Unrated | | Action, Adventure, Comedy
A wanted Russian lieutenant becomes a masked vigilante seeking vengeance upon the man who stole his family's land, only to fall for his charming daughter.
This film is one of over 200 titles in the list of independent feature films made available for television presentation by Advance Television Pictures announced in Motion Picture Herald 4 April 1942. At this time, television broadcasting was in its infancy, almost totally curtailed by the advent of World War II, and would not continue to develop until 1945-1946. Because of poor documentation (feature films were often not identified by title in conventional sources) no record has yet been found of its initial television broadcast. Its earliest documented telecast was Sunday 12 September 1948 on freshly launched WJZ (Channel 7), New York City. This airing proved to be so popular that WJZ soon afterwards inaugurated a series of silent film features that eventually totaled over 20 more titles over the next 12 months. In Chicago, on Friday 22 October 1948, it was the first feature to be aired on freshly launched WENR (Channel 7).
The Black Eagle does not war against women. My lady, you are as free as you are beautiful - and that is, very very free!

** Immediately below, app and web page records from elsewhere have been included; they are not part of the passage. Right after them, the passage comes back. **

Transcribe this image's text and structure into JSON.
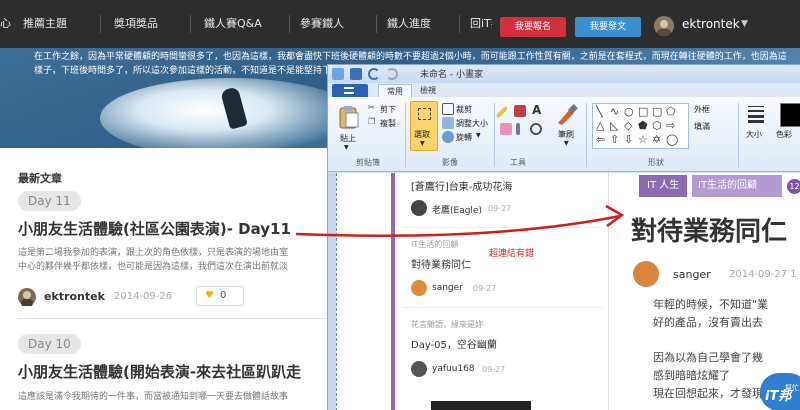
{
  "nav": {
    "items": [
      "心",
      "推薦主題",
      "獎項獎品",
      "鐵人賽Q&A",
      "參賽鐵人",
      "鐵人進度",
      "回iT邦幫忙"
    ],
    "signup_label": "我要報名",
    "post_label": "我要發文",
    "username": "ektrontek",
    "caret": "▼"
  },
  "hero": {
    "text": "在工作之餘，因為平常硬體顧的時間蠻很多了，也因為這樣，我都會盡快下班後硬體顧的時數不要超過2個小時，而可能跟工作性質有關，之前是在套程式，而現在轉往硬體的工作，也因為這樣子，下班後時間多了，所以這次參加這樣的活動，不知道是不是能堅持下去，相信可以做吧？就讓我們繼續看下去"
  },
  "list": {
    "section_title": "最新文章",
    "articles": [
      {
        "day": "Day 11",
        "title": "小朋友生活體驗(社區公園表演)- Day11",
        "excerpt_1": "這是第二場我參加的表演，跟上次的角色依樣，只是表演的場地由室",
        "excerpt_2": "中心的夥伴幾乎都依樣，也可能是因為這樣，我們這次在演出前就淡",
        "author": "ektrontek",
        "date": "2014-09-26",
        "likes": "0"
      },
      {
        "day": "Day 10",
        "title": "小朋友生活體驗(開始表演-來去社區趴趴走",
        "excerpt_1": "這應該是滿令我期待的一件事，而當被通知到哪一天要去做體話故事",
        "excerpt_2": ""
      }
    ]
  },
  "paint": {
    "title": "未命名 - 小畫家",
    "tabs": [
      "常用",
      "檢視"
    ],
    "clipboard": {
      "paste": "貼上",
      "paste_caret": "▼",
      "cut": "剪下",
      "copy": "複製",
      "label": "剪貼簿"
    },
    "image": {
      "select": "選取",
      "select_caret": "▼",
      "crop": "裁剪",
      "resize": "調整大小",
      "rotate": "旋轉",
      "rotate_caret": "▼",
      "label": "影像"
    },
    "tools": {
      "label": "工具",
      "brush": "筆刷",
      "brush_caret": "▼"
    },
    "shapes": {
      "label": "形狀",
      "outline": "外框",
      "fill": "填滿",
      "size": "大小",
      "color": "色彩"
    },
    "canvas": {
      "posts": [
        {
          "related": "",
          "title": "[蒼鷹行]台東-成功花海",
          "author": "老鷹(Eagle)",
          "date": "09-27"
        },
        {
          "related": "IT生活的回顧",
          "title": "對待業務同仁",
          "author": "sanger",
          "date": "09-27"
        },
        {
          "related": "花言雜語，緣來是妳",
          "title": "Day-05，空谷幽蘭",
          "author": "yafuu168",
          "date": "09-27"
        }
      ],
      "red_note": "超連結有錯",
      "tag_main": "IT 人生",
      "tag_sub": "IT生活的回顧",
      "tag_count": "12",
      "article_title": "對待業務同仁",
      "article_author": "sanger",
      "article_date": "2014-09-27 1",
      "body_1": "年輕的時候，不知道\"業",
      "body_2": "好的產品，沒有賣出去",
      "body_3": "因為以為自己學會了幾",
      "body_4": "感到暗暗炫耀了",
      "body_5": "現在回想起來，才發現"
    },
    "logo": {
      "it": "iT邦",
      "sub": "幫忙"
    }
  },
  "colors": {
    "nav_bg": "#2d2d2d",
    "signup": "#d2303a",
    "post": "#3a8fd0",
    "purple": "#8c6bb1",
    "arrow": "#cc2020"
  },
  "icons": [
    "scissors-icon",
    "copy-icon",
    "clipboard-icon",
    "select-icon",
    "crop-icon",
    "resize-icon",
    "rotate-icon",
    "pencil-icon",
    "fill-icon",
    "text-icon",
    "eraser-icon",
    "picker-icon",
    "magnifier-icon",
    "brush-icon",
    "heart-icon",
    "save-icon",
    "undo-icon",
    "redo-icon"
  ]
}
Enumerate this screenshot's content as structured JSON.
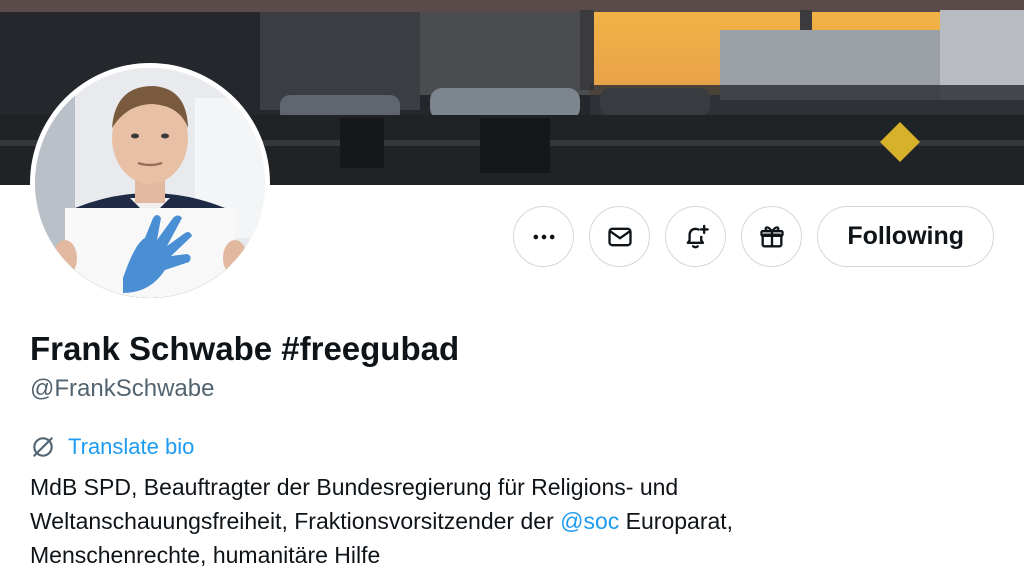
{
  "profile": {
    "display_name": "Frank Schwabe #freegubad",
    "handle": "@FrankSchwabe",
    "translate_label": "Translate bio",
    "bio": {
      "line1": "MdB SPD, Beauftragter der Bundesregierung für Religions- und",
      "line2_before": "Weltanschauungsfreiheit, Fraktionsvorsitzender der ",
      "mention": "@soc",
      "line2_after": " Europarat,",
      "line3": "Menschenrechte, humanitäre Hilfe"
    }
  },
  "actions": {
    "items": [
      {
        "name": "more",
        "icon": "more-horizontal-icon"
      },
      {
        "name": "message",
        "icon": "envelope-icon"
      },
      {
        "name": "notifications",
        "icon": "bell-plus-icon"
      },
      {
        "name": "gift",
        "icon": "gift-icon"
      }
    ],
    "follow_label": "Following"
  },
  "colors": {
    "accent": "#1d9bf0",
    "text_primary": "#0f1419",
    "text_secondary": "#536471",
    "border": "#cfd9de"
  }
}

The story is set during the reign of Catherine the Great, who died in 1796, but the clothing styles are much closer to those worn in the early 19th century. And at one point Vladimir lights a candle with a friction match, which weren't invented until 1826.
Killiam Shows, Inc. copyrighted a restored, tinted and scored version in 1971, currently available on video with running time of 72 minutes. The restoration was done by Karl Malkames and the theater organ score was by Lee Irwin.